* **What is expected**: Go through the data below. List every line that holds the word "Certification".

(Dataset rows describing interfaces)
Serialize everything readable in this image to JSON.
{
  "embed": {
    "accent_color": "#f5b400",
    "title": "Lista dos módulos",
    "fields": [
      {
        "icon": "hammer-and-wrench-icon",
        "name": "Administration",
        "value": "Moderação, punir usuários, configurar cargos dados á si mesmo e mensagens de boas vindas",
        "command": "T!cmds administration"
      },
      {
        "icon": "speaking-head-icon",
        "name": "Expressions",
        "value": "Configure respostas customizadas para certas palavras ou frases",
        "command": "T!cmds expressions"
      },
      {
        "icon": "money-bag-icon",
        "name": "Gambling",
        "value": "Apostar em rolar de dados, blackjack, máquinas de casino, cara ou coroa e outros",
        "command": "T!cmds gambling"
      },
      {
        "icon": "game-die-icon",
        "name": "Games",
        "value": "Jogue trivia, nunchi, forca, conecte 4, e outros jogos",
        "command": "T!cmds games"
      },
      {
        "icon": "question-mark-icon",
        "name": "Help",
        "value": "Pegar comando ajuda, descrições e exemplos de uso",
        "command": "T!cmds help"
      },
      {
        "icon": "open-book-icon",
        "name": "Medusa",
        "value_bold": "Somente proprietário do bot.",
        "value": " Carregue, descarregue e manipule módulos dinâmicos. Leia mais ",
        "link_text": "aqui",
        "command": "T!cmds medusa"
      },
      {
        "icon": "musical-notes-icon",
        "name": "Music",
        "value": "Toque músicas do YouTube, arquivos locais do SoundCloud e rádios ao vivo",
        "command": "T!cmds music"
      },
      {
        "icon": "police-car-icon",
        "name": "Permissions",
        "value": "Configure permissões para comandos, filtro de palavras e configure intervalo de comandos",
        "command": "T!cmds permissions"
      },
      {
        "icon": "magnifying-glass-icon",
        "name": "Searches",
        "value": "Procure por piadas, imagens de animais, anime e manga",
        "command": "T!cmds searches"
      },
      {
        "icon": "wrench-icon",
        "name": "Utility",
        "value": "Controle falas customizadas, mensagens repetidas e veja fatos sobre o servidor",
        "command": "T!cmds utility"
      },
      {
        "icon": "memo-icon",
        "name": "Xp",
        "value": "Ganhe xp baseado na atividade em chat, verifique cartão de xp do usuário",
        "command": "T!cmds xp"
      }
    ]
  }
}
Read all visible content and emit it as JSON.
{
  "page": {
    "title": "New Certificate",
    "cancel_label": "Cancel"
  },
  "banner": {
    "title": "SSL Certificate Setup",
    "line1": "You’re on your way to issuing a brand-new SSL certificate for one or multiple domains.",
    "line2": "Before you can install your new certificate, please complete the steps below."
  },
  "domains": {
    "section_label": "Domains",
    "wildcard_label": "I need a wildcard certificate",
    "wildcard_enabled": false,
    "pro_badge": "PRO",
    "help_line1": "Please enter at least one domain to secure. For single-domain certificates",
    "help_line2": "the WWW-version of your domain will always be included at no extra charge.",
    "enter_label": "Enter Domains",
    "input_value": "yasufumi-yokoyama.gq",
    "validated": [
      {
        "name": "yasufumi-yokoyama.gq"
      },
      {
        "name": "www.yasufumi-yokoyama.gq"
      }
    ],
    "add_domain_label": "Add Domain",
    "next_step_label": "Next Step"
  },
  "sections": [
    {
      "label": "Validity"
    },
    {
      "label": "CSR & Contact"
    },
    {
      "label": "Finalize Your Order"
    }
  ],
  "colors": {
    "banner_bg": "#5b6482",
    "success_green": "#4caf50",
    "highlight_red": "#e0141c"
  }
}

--

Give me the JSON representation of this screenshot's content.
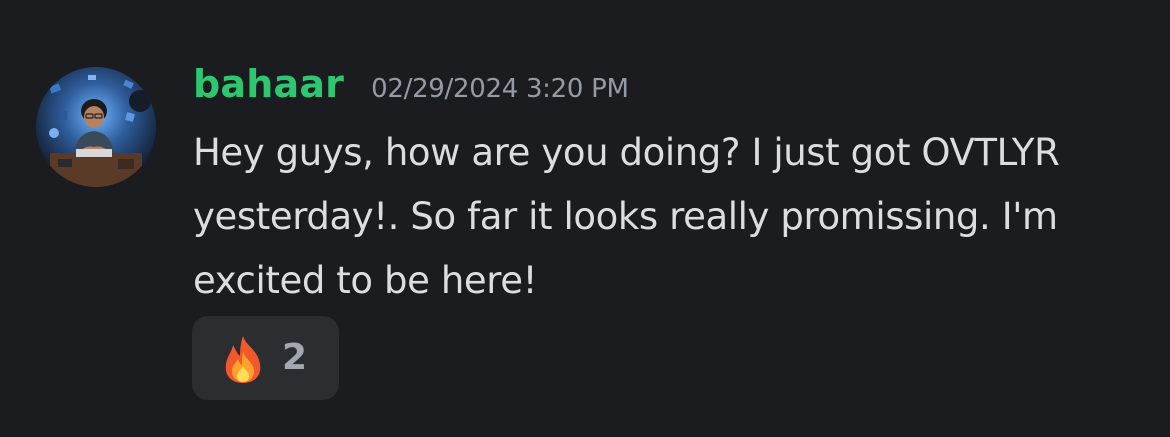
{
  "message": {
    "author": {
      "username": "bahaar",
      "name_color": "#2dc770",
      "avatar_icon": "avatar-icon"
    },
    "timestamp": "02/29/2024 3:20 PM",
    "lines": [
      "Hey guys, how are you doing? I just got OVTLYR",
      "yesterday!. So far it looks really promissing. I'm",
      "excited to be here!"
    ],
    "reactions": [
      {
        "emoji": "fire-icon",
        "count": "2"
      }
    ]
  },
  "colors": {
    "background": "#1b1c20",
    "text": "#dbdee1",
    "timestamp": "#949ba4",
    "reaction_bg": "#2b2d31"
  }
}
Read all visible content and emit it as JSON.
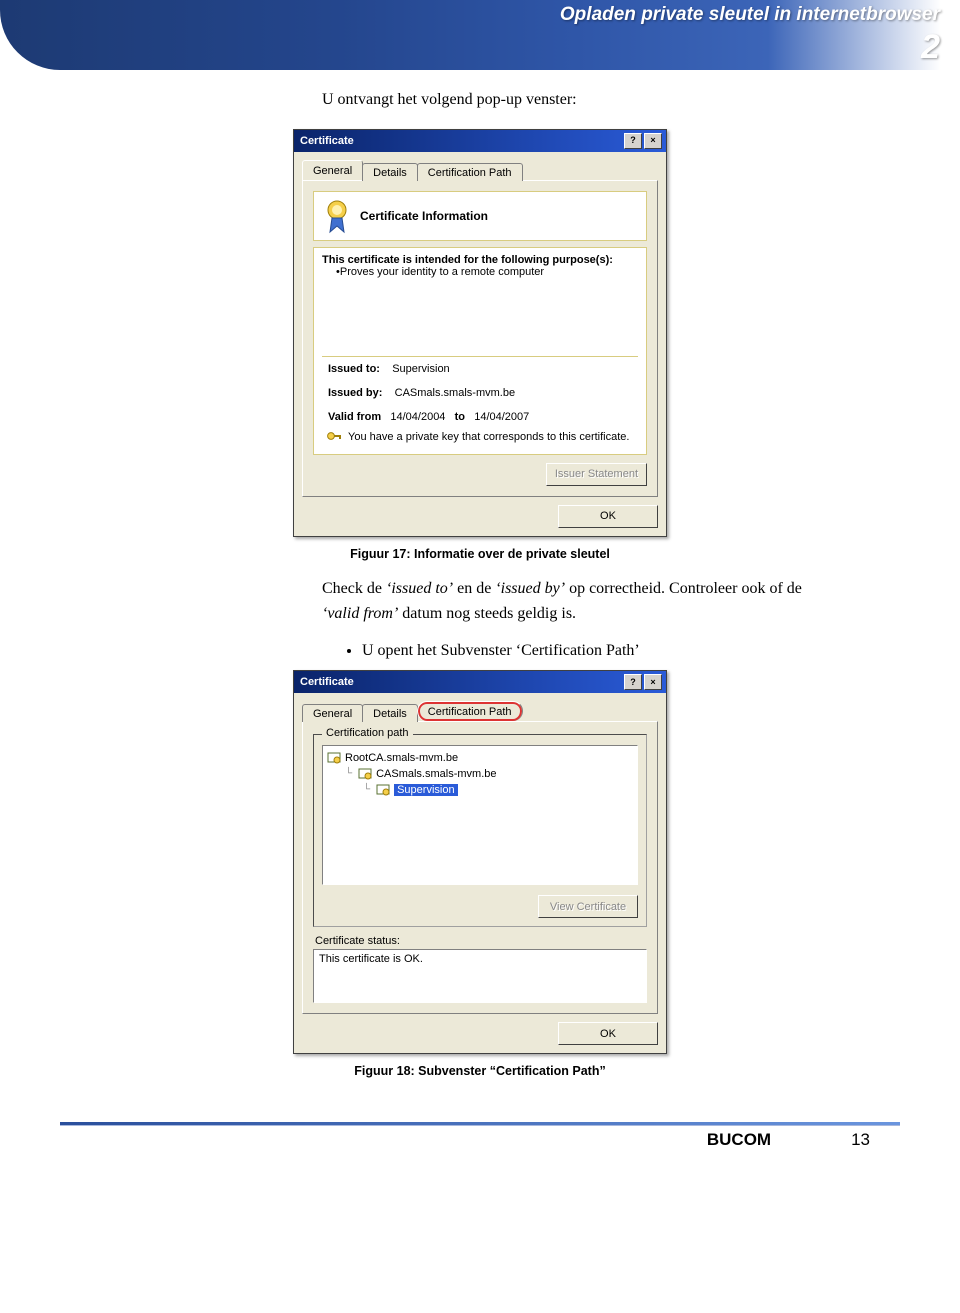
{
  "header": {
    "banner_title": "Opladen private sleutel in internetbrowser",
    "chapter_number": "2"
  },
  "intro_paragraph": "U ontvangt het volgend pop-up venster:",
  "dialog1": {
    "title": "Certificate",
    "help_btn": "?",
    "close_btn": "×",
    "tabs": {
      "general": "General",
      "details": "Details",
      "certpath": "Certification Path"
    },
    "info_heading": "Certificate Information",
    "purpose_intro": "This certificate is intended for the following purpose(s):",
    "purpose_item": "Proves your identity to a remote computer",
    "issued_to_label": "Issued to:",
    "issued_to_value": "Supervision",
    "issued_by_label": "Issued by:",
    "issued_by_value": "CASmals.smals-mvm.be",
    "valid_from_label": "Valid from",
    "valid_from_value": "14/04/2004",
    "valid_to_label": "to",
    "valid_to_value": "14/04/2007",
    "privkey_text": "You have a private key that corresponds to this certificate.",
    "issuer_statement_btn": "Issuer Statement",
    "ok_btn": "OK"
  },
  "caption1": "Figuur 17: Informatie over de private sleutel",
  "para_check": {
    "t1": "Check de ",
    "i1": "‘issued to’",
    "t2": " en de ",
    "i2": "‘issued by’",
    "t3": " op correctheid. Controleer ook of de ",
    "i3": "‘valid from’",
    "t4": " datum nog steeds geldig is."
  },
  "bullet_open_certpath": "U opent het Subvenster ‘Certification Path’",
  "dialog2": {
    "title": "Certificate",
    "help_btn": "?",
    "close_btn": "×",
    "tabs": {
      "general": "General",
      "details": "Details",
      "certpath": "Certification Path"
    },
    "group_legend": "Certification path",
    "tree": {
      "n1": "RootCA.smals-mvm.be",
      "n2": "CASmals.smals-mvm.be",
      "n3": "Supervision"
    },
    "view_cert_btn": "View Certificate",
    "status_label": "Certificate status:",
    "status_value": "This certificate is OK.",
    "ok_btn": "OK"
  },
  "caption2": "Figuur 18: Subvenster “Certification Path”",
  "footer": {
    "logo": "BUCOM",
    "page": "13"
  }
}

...

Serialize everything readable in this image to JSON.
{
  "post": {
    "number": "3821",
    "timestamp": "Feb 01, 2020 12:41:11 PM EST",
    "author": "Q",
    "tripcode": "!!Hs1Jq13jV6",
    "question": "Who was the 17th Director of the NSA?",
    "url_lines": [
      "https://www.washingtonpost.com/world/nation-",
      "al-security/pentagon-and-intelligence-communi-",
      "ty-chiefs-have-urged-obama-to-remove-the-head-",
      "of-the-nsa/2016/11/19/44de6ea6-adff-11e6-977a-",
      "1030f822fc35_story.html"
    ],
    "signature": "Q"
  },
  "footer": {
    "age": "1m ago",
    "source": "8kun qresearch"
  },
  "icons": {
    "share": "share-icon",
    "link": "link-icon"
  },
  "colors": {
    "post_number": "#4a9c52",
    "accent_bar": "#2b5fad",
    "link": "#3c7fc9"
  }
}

* **Task output**:
      "certpath": "Certification Path"
  "bullet_open_certpath": "U opent het Subvenster ‘Certification Path’",
      "certpath": "Certification Path"
    "group_legend": "Certification path",
  "caption2": "Figuur 18: Subvenster “Certification Path”",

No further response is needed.